Emerging Projects Agreements: A New Kind of Federal-City Partnership

Since the passage of the Bipartisan Infrastructure Law in 2021, the Biden Administration has championed unprecedented federal investments in infrastructure, clean energy, and advanced manufacturing. While the scale of federal investment has continued to grow, a disconnect between federal organization and local community operation has persisted.

Newsletter
by Bruce Katz, Deborah Carroll, Michael Pagano, Avanti Krovi and Frances Kern Mennone · November 16
Weathering The Coming Fiscal Storm: An Emergency Proposal

Three years after the first wave of the pandemic, remote work is challenging the role and function of central business districts in the United States. This disruption has already pushed down transit ridership and revenues in major US cities and metropolitan areas: it is now triggering general concerns regarding the urban fiscal health of cities since central business districts and downtowns typically generate a disproportionate share of municipal tax revenues.

Newsletter
by Bruce Katz, Bryan Fike, and Colleen Dougherty · November 2
Small Business Federalism: the State Small Business Credit Initiative

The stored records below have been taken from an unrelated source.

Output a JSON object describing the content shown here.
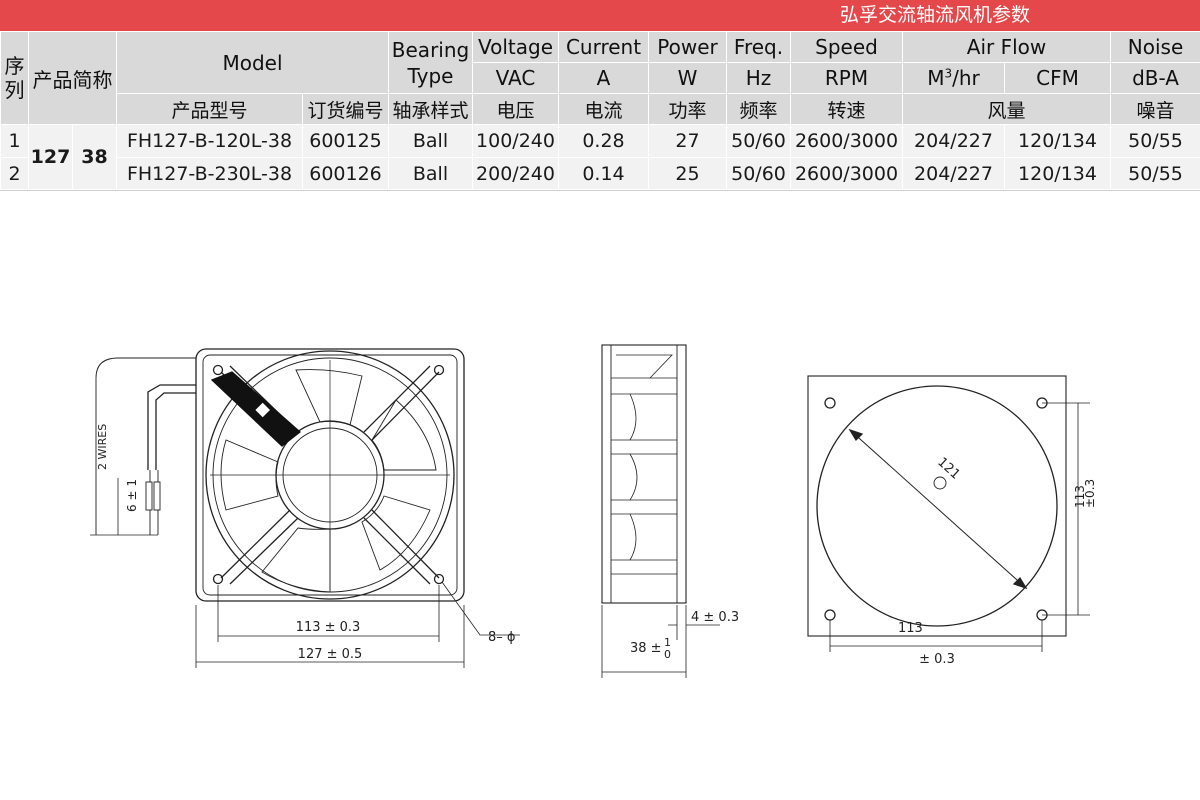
{
  "banner": {
    "title": "弘孚交流轴流风机参数"
  },
  "header": {
    "seq": "序列",
    "abbr": "产品简称",
    "model": "Model",
    "bearing": "Bearing Type",
    "voltage": "Voltage",
    "current": "Current",
    "power": "Power",
    "freq": "Freq.",
    "speed": "Speed",
    "airflow": "Air Flow",
    "noise": "Noise"
  },
  "units": {
    "voltage": "VAC",
    "current": "A",
    "power": "W",
    "freq": "Hz",
    "speed": "RPM",
    "airflow_m3_base": "M",
    "airflow_m3_sup": "3",
    "airflow_m3_rest": "/hr",
    "airflow_cfm": "CFM",
    "noise": "dB-A"
  },
  "zh": {
    "model": "产品型号",
    "order": "订货编号",
    "bearing": "轴承样式",
    "voltage": "电压",
    "current": "电流",
    "power": "功率",
    "freq": "频率",
    "speed": "转速",
    "airflow": "风量",
    "noise": "噪音"
  },
  "product": {
    "size": "127",
    "thickness": "38"
  },
  "rows": [
    {
      "seq": "1",
      "model": "FH127-B-120L-38",
      "order": "600125",
      "bearing": "Ball",
      "voltage": "100/240",
      "current": "0.28",
      "power": "27",
      "freq": "50/60",
      "speed": "2600/3000",
      "m3": "204/227",
      "cfm": "120/134",
      "noise": "50/55"
    },
    {
      "seq": "2",
      "model": "FH127-B-230L-38",
      "order": "600126",
      "bearing": "Ball",
      "voltage": "200/240",
      "current": "0.14",
      "power": "25",
      "freq": "50/60",
      "speed": "2600/3000",
      "m3": "204/227",
      "cfm": "120/134",
      "noise": "50/55"
    }
  ],
  "drawing": {
    "wires": "2 WIRES",
    "lead_tol": "6 ± 1",
    "hole_pitch": "113 ± 0.3",
    "outer_size": "127 ± 0.5",
    "hole": "8– ϕ",
    "thick_a": "4 ± 0.3",
    "thick_b_main": "38 ±",
    "thick_b_up": "1",
    "thick_b_down": "0",
    "circle_dia": "121",
    "back_v_num": "113",
    "back_v_tol": "±0.3",
    "back_h_num": "113",
    "back_h_tol": "± 0.3"
  },
  "colors": {
    "banner": "#e5484a",
    "header_bg": "#d9d9d9",
    "row_bg": "#f2f2f2"
  }
}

It is a curious moment for small businesses in America. More than three years after small businesses were a key pillar of the initial response to COVID-19, small businesses are now grappling with third and fourth order consequences from the pandemic. Supply chain challenges and labor market issues remain. Inflation, while easing, remains high. And today’s elevated interest rates meant to stem inflation have brought about a credit crunch and increased borrowing costs. In venture capital markets, we are witnessing a pullback in activity.

Newsletter
by Bruce Katz · October 26
Books for our Times

As readers of this newsletter know, my attention has recently turned to the profound macro forces that are reshaping our nation and the world. As an urbanist, I am interested in the interplay between the macro and the metro and the ways in which large, disruptive transnational forces (e.g., rising tensions with China, the existential threat of climate change, the accelerated pace of technological advances, the dissembling norms of democracy) come to ground and affect the shape of communities and the lives of people.

Newsletter
by Bruce Katz, Milena Dovali and Victoria Orozco  · October 19
The Defense Dividend and What it Means for Cities

For the past 30 years, with the fall of the Berlin Wall and the dissolution of the Soviet Union, the notion of a “peace dividend” took hold in the United States.  To use an old metaphor, less funding for guns meant more resources for butter.